Earlier this week, we celebrated Valentine’s Day, and the holiday prompted memories of my service as a single foster parent.  I wouldn’t trade the experience, but I can’t deny that it posed its own unique set of challenges.  Some of you may find yourselves forced by circumstance to be a single parent, while others may be single people who choose to parent someone else's child.  Either way, here are some random thoughts and memories from my experience that may be helpful.

Don’t Ignore the Challenges

I am a big supporter of single foster parents, and I mostly enjoyed being single before I found my soul mate.  But I can’t deny that there are some things that I as a single parent simply could not do as well as I could as a married parent.  At the top of that list is my inability to show my children from the inside how a loving, committed, and stable relationship works.  Sure, I could tell them how those relationships work, and I could model healthy dating behavior.  But because I was not in a long-term relationship while I was a foster parent, I could not show them how to build a lasting relationship.  It is only my stepchildren who have been able to watch me build a strong and lasting relationship.

Of course, those disadvantages are not a reason not to be a single foster parent, but they do require us to look squarely at them so we can find ways to compensate.  For example, I took my kids on visits with married friends and extended family as often as I could, in hopes that they could learn from those relationships.  Children need good role models, and no one person (or even two) can model everything that our children need to learn.  Seek out other people to help you show your children the things they need to know.

Build Your Safety Net
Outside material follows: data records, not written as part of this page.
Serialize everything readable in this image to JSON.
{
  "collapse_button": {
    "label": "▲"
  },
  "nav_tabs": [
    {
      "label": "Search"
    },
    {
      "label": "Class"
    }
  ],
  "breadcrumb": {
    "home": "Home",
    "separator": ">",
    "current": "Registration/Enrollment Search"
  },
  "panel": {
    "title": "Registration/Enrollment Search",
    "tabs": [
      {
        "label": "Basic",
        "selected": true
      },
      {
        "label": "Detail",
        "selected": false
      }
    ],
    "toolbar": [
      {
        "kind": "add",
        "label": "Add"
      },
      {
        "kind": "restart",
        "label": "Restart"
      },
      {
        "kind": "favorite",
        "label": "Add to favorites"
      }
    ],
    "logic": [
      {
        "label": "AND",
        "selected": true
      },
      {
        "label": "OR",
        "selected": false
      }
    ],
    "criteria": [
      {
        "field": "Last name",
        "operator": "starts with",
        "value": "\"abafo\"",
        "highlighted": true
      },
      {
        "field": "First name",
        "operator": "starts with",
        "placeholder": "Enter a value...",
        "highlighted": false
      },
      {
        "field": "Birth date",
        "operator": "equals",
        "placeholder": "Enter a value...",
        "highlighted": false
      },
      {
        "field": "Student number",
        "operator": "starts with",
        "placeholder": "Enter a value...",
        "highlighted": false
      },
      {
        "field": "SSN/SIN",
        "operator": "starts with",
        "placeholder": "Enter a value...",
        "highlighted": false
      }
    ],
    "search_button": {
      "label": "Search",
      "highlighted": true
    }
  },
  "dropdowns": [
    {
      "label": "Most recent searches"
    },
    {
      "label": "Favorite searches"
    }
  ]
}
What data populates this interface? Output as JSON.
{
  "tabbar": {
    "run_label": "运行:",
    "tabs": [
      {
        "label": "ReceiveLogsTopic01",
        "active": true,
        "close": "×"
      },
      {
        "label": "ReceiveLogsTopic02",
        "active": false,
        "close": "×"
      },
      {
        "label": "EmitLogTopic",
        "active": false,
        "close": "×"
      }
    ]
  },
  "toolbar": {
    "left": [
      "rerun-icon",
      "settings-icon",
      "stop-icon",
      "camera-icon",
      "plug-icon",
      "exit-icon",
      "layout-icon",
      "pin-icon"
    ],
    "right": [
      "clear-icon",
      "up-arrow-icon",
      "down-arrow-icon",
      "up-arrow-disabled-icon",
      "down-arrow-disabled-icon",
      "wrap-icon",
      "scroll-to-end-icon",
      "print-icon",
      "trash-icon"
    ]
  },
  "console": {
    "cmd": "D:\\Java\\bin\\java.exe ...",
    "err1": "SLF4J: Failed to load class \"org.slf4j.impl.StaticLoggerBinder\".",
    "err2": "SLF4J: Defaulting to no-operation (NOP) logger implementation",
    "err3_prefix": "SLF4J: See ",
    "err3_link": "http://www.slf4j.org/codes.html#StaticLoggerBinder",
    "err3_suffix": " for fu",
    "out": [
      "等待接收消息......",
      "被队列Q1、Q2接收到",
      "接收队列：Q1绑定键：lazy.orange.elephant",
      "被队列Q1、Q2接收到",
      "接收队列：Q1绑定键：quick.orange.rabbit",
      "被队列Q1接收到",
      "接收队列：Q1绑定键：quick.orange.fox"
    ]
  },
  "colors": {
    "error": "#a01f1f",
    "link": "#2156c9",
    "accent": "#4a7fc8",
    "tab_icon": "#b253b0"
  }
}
Finding good role models is just one example of how building a network will help you.  Single people lack that extra pair of hands (and extra chauffeur and chaperone and handyman and . . . ) that married people usually have.   So you will have to look elsewhere to build your safety net.  When I was a single foster parent, my extended family lived in a different state, too far away to do more than offer advice and encouragement.  It was my friends and coworkers, along with my children’s caseworkers, who provided the practical help that I needed.  Whether it was picking up my kid at school while I was stuck in a court hearing or take a child to the emergency room until I could get back from an out-of-town trial, my friends always stepped up to help.

Learning to accept that practical support was a surprisingly hard lesson for me.   I tend to be independent and self-sufficient, and I hate asking for help.  But I learned that my friends wanted to help, and I needed to let them be a part of my foster care journey.  Of course, we can’t take advantage of our friends or burn them out, but you will be surprised at how much support you have if you just ask.

Take Care of Yourself

Being a single parent can be hard and exhausting.  You need to renew your resources, whether it’s taking time to rest or just spending some time on yourself.  Find people who understand the challenges you are going through, and lean on them for advice and moral support.  Find ways to renew and refresh your commitment before you burn out.

Being a single foster parent was a challenge, but it was one of the most rewarding things I have ever done.  Don’t be frightened away by the difficulties.  Like any worthwhile challenge, you can meet it if you are realistic and gather the support and resources you will need.


Debbie Ausburn

Helping foster parents and stepparents learn how to be the person who is not supposed to be there.